The lines below that include the word "true" are to be reported.
(LISTED RECORDS Opens)
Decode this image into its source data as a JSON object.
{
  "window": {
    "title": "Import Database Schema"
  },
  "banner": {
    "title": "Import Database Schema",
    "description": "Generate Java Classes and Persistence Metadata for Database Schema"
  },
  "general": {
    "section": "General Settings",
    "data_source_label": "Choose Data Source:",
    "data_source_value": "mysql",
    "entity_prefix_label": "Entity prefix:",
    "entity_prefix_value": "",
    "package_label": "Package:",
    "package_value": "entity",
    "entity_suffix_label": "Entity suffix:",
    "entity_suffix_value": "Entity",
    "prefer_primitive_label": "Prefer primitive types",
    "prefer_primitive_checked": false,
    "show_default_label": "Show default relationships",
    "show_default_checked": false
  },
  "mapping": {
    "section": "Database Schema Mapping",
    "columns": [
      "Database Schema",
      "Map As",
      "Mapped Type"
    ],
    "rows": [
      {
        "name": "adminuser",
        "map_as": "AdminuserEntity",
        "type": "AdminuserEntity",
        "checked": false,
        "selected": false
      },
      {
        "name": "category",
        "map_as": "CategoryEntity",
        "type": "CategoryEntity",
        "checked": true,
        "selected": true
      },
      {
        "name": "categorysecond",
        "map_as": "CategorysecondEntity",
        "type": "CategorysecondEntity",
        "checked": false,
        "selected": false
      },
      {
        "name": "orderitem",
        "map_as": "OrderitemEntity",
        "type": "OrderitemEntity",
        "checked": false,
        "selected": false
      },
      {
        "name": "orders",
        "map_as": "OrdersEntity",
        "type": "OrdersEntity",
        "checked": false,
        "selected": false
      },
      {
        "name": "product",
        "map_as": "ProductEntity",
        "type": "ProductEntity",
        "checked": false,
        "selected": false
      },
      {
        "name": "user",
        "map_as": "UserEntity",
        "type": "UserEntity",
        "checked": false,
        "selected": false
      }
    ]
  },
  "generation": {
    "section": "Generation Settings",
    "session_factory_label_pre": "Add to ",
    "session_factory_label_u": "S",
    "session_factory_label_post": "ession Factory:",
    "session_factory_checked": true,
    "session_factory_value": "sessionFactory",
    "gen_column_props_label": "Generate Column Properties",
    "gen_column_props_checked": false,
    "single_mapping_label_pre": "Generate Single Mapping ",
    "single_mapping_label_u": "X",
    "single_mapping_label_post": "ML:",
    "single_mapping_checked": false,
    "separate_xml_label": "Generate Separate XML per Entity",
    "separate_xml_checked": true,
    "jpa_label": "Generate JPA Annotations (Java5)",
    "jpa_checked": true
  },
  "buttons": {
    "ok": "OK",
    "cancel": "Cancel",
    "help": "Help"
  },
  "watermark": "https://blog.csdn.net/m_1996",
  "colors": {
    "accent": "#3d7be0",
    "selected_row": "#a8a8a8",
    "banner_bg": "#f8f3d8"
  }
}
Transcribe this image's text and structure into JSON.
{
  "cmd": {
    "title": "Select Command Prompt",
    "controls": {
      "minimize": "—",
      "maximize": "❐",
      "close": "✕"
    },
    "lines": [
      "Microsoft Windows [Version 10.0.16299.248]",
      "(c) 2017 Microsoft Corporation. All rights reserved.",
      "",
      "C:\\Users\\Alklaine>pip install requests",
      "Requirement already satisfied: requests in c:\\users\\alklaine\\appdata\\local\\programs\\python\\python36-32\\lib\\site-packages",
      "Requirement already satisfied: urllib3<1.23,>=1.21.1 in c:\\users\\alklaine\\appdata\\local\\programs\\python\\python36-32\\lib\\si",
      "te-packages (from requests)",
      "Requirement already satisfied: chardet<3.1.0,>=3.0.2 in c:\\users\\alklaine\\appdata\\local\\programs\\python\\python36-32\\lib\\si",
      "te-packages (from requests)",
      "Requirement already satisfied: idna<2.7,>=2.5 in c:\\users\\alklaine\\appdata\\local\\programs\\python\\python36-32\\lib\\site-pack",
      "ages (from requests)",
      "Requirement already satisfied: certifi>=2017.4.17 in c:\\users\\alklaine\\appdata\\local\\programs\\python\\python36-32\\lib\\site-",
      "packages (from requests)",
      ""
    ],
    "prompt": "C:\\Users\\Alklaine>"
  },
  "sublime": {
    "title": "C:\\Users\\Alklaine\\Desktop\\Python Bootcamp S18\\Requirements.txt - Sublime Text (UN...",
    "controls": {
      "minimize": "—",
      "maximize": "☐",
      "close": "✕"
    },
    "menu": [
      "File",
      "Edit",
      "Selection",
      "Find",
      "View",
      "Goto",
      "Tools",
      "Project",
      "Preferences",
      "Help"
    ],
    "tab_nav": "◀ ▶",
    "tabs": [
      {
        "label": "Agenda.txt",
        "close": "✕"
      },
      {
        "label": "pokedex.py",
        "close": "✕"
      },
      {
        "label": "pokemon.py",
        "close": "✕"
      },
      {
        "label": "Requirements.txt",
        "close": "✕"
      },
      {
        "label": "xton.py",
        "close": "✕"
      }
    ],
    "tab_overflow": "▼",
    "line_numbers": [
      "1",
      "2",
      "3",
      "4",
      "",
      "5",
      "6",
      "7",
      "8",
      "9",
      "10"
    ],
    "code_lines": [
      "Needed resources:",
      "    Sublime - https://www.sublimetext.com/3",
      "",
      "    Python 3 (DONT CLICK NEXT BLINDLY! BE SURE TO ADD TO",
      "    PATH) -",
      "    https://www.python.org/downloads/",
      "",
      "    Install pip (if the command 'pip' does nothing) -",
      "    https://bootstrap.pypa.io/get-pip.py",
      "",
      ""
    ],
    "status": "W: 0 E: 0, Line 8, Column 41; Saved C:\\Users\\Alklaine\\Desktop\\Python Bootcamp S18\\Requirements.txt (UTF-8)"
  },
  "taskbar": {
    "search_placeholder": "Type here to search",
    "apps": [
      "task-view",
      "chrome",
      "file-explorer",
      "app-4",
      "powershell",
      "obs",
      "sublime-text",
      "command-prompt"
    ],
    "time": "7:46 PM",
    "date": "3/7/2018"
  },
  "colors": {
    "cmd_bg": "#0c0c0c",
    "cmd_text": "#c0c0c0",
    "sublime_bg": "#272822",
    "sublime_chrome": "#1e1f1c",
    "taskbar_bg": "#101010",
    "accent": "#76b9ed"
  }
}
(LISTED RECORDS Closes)
▶ _ANSWER TO THIS EXERCISE_
        "checked": true,
        "selected": true
    "session_factory_checked": true,
    "separate_xml_checked": true,
    "jpa_checked": true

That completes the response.